■ Problem to solve: Give a count of the lines below that have the string "JSON" in them, with no other words.

[Items from an interface collection]
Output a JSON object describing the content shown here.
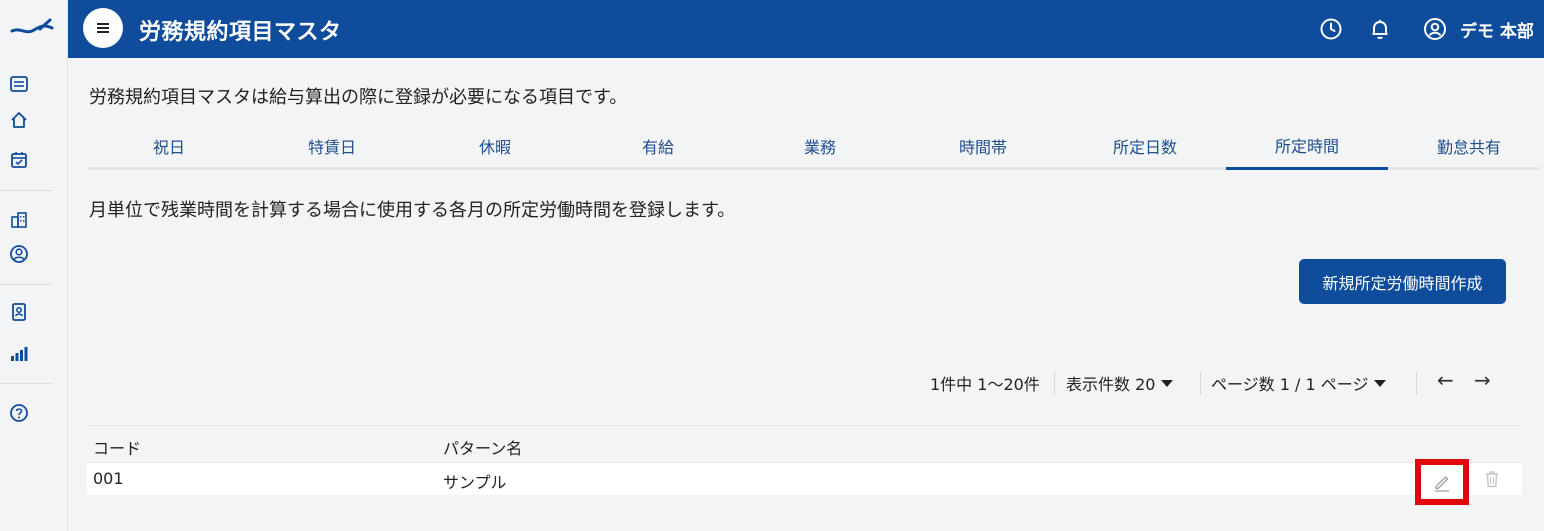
{
  "sidebar": {
    "icons": [
      "list-icon",
      "home-icon",
      "calendar-check-icon",
      "building-icon",
      "user-circle-icon",
      "id-badge-icon",
      "bar-chart-icon",
      "help-icon"
    ]
  },
  "header": {
    "title": "労務規約項目マスタ",
    "user_name": "デモ 本部",
    "icons": [
      "history-icon",
      "bell-icon",
      "user-icon"
    ],
    "bg_color": "#0f4c9b"
  },
  "intro_text": "労務規約項目マスタは給与算出の際に登録が必要になる項目です。",
  "tabs": [
    {
      "label": "祝日"
    },
    {
      "label": "特賃日"
    },
    {
      "label": "休暇"
    },
    {
      "label": "有給"
    },
    {
      "label": "業務"
    },
    {
      "label": "時間帯"
    },
    {
      "label": "所定日数"
    },
    {
      "label": "所定時間"
    },
    {
      "label": "勤怠共有"
    }
  ],
  "active_tab": "所定時間",
  "description": "月単位で残業時間を計算する場合に使用する各月の所定労働時間を登録します。",
  "create_button": "新規所定労働時間作成",
  "pager": {
    "range": "1件中 1〜20件",
    "per_page": "表示件数 20",
    "page": "ページ数 1 / 1 ページ",
    "prev": "←",
    "next": "→"
  },
  "table": {
    "columns": [
      "コード",
      "パターン名"
    ],
    "rows": [
      {
        "code": "001",
        "name": "サンプル"
      }
    ]
  },
  "highlight_color": "#e0060b"
}
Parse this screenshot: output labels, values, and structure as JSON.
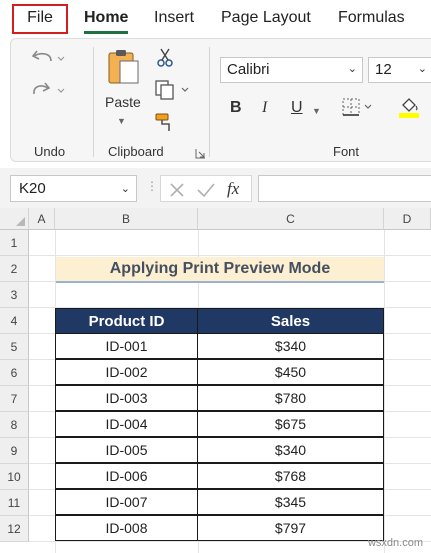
{
  "menu": {
    "tabs": [
      {
        "label": "File"
      },
      {
        "label": "Home"
      },
      {
        "label": "Insert"
      },
      {
        "label": "Page Layout"
      },
      {
        "label": "Formulas"
      }
    ],
    "active_tab": "Home",
    "highlighted_tab": "File",
    "accent_color": "#1e7145",
    "highlight_color": "#d02020"
  },
  "ribbon": {
    "undo_group_label": "Undo",
    "clipboard": {
      "paste_label": "Paste",
      "group_label": "Clipboard"
    },
    "font": {
      "font_name": "Calibri",
      "font_size": "12",
      "group_label": "Font",
      "bold": "B",
      "italic": "I",
      "underline": "U"
    }
  },
  "formula_bar": {
    "name_box": "K20",
    "fx_label": "fx",
    "formula": ""
  },
  "grid": {
    "columns": [
      "A",
      "B",
      "C",
      "D"
    ],
    "rows": [
      "1",
      "2",
      "3",
      "4",
      "5",
      "6",
      "7",
      "8",
      "9",
      "10",
      "11",
      "12"
    ],
    "title": "Applying Print Preview Mode",
    "table": {
      "headers": [
        "Product ID",
        "Sales"
      ],
      "rows": [
        [
          "ID-001",
          "$340"
        ],
        [
          "ID-002",
          "$450"
        ],
        [
          "ID-003",
          "$780"
        ],
        [
          "ID-004",
          "$675"
        ],
        [
          "ID-005",
          "$340"
        ],
        [
          "ID-006",
          "$768"
        ],
        [
          "ID-007",
          "$345"
        ],
        [
          "ID-008",
          "$797"
        ]
      ],
      "header_color": "#203864",
      "title_fill": "#fdf0d2"
    }
  },
  "watermark": "wsxdn.com"
}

■ Response box: 2